Every entry should come back exactly as written, minus the pictures.
START Records for processing
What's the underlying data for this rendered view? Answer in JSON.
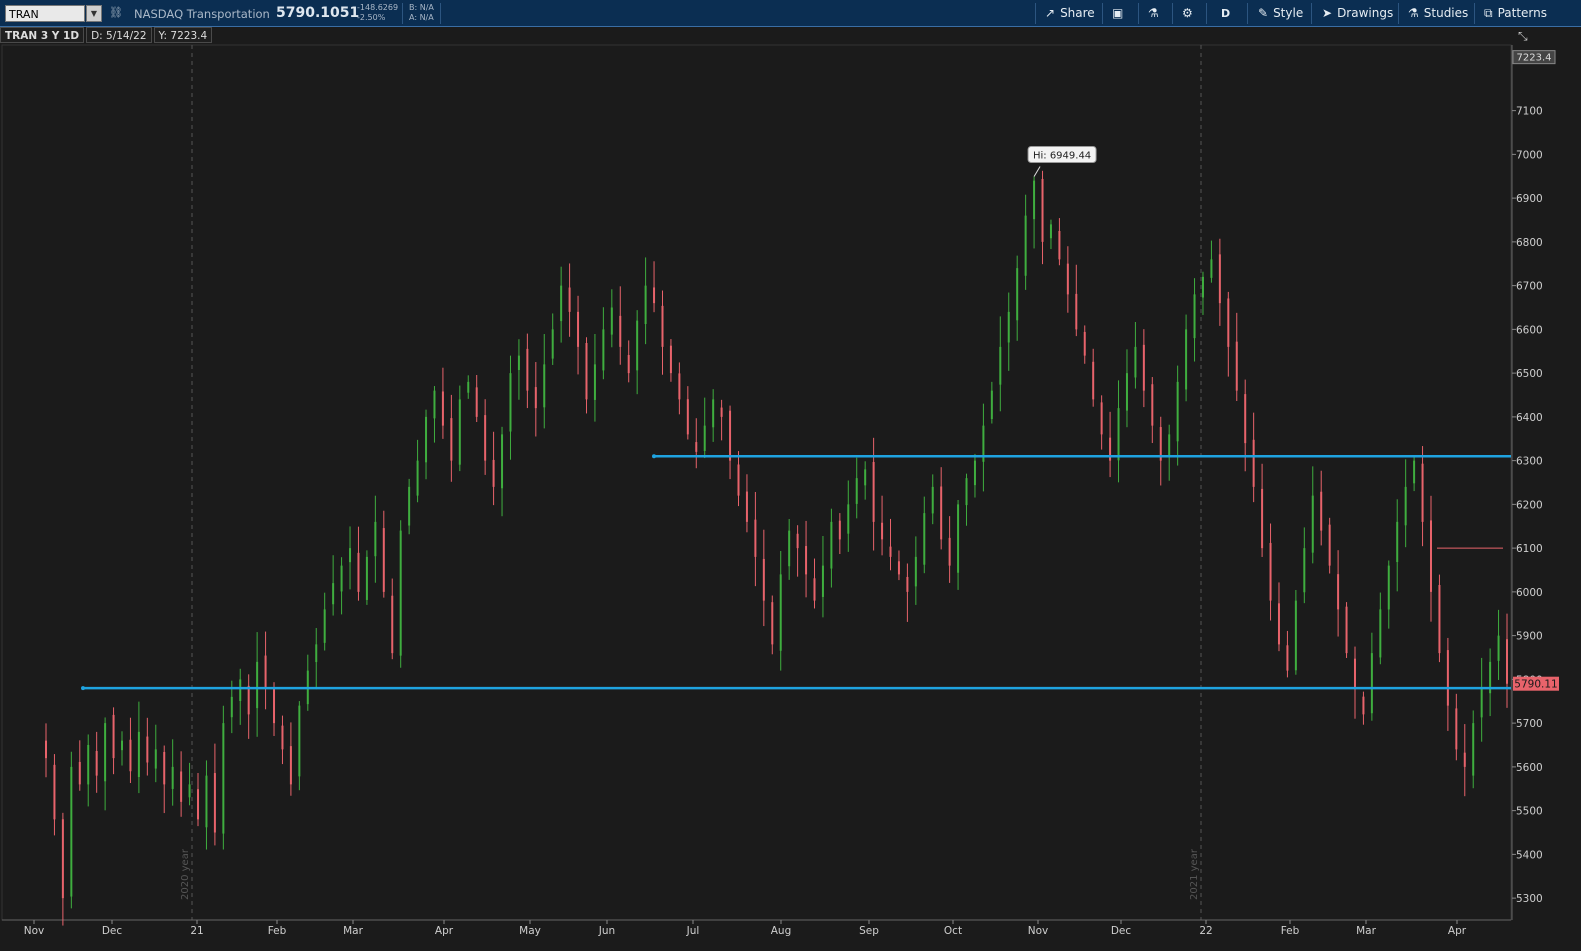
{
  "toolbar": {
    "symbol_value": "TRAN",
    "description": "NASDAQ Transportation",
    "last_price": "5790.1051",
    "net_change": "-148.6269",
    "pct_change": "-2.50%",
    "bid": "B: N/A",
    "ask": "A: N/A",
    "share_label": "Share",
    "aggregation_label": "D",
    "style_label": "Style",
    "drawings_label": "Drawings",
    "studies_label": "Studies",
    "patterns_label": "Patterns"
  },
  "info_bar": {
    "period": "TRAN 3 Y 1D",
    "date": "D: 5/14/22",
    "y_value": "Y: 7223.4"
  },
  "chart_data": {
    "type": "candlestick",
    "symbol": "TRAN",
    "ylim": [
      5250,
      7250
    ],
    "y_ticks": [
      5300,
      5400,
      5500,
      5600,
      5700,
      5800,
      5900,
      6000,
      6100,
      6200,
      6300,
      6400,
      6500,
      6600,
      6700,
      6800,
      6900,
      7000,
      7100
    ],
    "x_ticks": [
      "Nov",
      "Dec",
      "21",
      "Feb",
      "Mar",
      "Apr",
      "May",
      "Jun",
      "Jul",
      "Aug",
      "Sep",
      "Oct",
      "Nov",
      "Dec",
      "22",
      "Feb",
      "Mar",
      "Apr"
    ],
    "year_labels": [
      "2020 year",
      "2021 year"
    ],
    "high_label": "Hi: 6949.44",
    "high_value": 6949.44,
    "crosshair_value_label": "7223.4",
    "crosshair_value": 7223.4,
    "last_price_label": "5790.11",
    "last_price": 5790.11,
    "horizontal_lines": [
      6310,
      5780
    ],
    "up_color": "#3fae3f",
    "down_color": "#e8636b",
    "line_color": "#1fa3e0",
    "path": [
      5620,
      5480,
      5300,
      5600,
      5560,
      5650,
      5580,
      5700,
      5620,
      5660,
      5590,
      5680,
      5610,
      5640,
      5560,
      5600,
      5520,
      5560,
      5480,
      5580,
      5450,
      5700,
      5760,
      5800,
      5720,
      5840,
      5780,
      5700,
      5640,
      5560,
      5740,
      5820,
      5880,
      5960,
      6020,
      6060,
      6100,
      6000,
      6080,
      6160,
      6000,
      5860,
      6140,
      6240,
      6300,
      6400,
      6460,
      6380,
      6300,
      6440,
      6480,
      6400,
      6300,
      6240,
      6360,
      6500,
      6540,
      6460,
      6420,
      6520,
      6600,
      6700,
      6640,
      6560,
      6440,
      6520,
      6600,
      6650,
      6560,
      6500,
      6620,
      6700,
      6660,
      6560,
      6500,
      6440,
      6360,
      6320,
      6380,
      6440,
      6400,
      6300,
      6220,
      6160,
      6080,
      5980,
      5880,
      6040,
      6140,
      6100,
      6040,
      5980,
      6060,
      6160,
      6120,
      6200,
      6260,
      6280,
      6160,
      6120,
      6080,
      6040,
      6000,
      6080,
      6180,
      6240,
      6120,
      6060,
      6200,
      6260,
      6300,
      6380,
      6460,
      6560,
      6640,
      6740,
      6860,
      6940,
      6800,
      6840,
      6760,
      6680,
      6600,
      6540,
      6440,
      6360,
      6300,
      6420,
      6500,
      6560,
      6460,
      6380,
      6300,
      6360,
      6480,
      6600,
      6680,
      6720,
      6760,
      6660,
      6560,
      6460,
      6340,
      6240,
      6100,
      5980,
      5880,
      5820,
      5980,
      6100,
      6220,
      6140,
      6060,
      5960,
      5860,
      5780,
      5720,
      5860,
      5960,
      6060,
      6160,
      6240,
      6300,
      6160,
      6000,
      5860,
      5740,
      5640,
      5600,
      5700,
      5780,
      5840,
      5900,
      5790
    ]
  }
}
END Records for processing
## [Result for this task]
What's the underlying data for this rendered view? Answer in JSON.
{
  "toolbar": {
    "symbol_value": "TRAN",
    "description": "NASDAQ Transportation",
    "last_price": "5790.1051",
    "net_change": "-148.6269",
    "pct_change": "-2.50%",
    "bid": "B: N/A",
    "ask": "A: N/A",
    "share_label": "Share",
    "aggregation_label": "D",
    "style_label": "Style",
    "drawings_label": "Drawings",
    "studies_label": "Studies",
    "patterns_label": "Patterns"
  },
  "info_bar": {
    "period": "TRAN 3 Y 1D",
    "date": "D: 5/14/22",
    "y_value": "Y: 7223.4"
  },
  "chart_data": {
    "type": "candlestick",
    "symbol": "TRAN",
    "ylim": [
      5250,
      7250
    ],
    "y_ticks": [
      5300,
      5400,
      5500,
      5600,
      5700,
      5800,
      5900,
      6000,
      6100,
      6200,
      6300,
      6400,
      6500,
      6600,
      6700,
      6800,
      6900,
      7000,
      7100
    ],
    "x_ticks": [
      "Nov",
      "Dec",
      "21",
      "Feb",
      "Mar",
      "Apr",
      "May",
      "Jun",
      "Jul",
      "Aug",
      "Sep",
      "Oct",
      "Nov",
      "Dec",
      "22",
      "Feb",
      "Mar",
      "Apr"
    ],
    "year_labels": [
      "2020 year",
      "2021 year"
    ],
    "high_label": "Hi: 6949.44",
    "high_value": 6949.44,
    "crosshair_value_label": "7223.4",
    "crosshair_value": 7223.4,
    "last_price_label": "5790.11",
    "last_price": 5790.11,
    "horizontal_lines": [
      6310,
      5780
    ],
    "up_color": "#3fae3f",
    "down_color": "#e8636b",
    "line_color": "#1fa3e0",
    "path": [
      5620,
      5480,
      5300,
      5600,
      5560,
      5650,
      5580,
      5700,
      5620,
      5660,
      5590,
      5680,
      5610,
      5640,
      5560,
      5600,
      5520,
      5560,
      5480,
      5580,
      5450,
      5700,
      5760,
      5800,
      5720,
      5840,
      5780,
      5700,
      5640,
      5560,
      5740,
      5820,
      5880,
      5960,
      6020,
      6060,
      6100,
      6000,
      6080,
      6160,
      6000,
      5860,
      6140,
      6240,
      6300,
      6400,
      6460,
      6380,
      6300,
      6440,
      6480,
      6400,
      6300,
      6240,
      6360,
      6500,
      6540,
      6460,
      6420,
      6520,
      6600,
      6700,
      6640,
      6560,
      6440,
      6520,
      6600,
      6650,
      6560,
      6500,
      6620,
      6700,
      6660,
      6560,
      6500,
      6440,
      6360,
      6320,
      6380,
      6440,
      6400,
      6300,
      6220,
      6160,
      6080,
      5980,
      5880,
      6040,
      6140,
      6100,
      6040,
      5980,
      6060,
      6160,
      6120,
      6200,
      6260,
      6280,
      6160,
      6120,
      6080,
      6040,
      6000,
      6080,
      6180,
      6240,
      6120,
      6060,
      6200,
      6260,
      6300,
      6380,
      6460,
      6560,
      6640,
      6740,
      6860,
      6940,
      6800,
      6840,
      6760,
      6680,
      6600,
      6540,
      6440,
      6360,
      6300,
      6420,
      6500,
      6560,
      6460,
      6380,
      6300,
      6360,
      6480,
      6600,
      6680,
      6720,
      6760,
      6660,
      6560,
      6460,
      6340,
      6240,
      6100,
      5980,
      5880,
      5820,
      5980,
      6100,
      6220,
      6140,
      6060,
      5960,
      5860,
      5780,
      5720,
      5860,
      5960,
      6060,
      6160,
      6240,
      6300,
      6160,
      6000,
      5860,
      5740,
      5640,
      5600,
      5700,
      5780,
      5840,
      5900,
      5790
    ]
  }
}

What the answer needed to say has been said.